### What you are asked to do
In the data below, find each line carrying the string "date" and copy it out.

-=-=-=-=-

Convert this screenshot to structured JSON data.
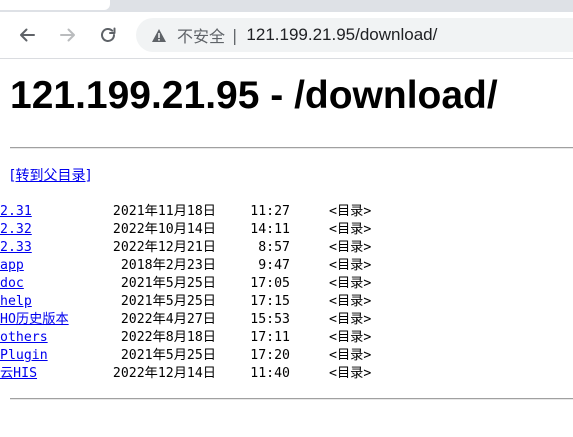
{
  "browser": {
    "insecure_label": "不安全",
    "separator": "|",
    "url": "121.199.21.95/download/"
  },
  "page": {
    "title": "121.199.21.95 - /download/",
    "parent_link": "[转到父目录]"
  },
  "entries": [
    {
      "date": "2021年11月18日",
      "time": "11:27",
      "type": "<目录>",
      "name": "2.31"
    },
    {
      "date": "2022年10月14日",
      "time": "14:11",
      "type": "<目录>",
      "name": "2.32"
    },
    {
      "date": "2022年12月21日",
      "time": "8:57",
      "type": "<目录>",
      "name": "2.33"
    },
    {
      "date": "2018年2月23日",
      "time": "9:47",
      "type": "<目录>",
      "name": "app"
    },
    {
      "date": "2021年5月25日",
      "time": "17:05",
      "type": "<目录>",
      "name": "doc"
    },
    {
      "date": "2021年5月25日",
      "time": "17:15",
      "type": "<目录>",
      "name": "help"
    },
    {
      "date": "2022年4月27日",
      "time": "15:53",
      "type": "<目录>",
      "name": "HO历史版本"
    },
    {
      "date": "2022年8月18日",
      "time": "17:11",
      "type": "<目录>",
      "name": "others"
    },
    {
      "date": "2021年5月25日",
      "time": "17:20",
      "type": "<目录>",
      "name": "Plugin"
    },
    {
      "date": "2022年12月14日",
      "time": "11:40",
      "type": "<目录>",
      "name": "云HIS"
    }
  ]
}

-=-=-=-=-

### Your response
      "date": "2021年11月18日",
      "date": "2022年10月14日",
      "date": "2022年12月21日",
      "date": "2018年2月23日",
      "date": "2021年5月25日",
      "date": "2021年5月25日",
      "date": "2022年4月27日",
      "date": "2022年8月18日",
      "date": "2021年5月25日",
      "date": "2022年12月14日",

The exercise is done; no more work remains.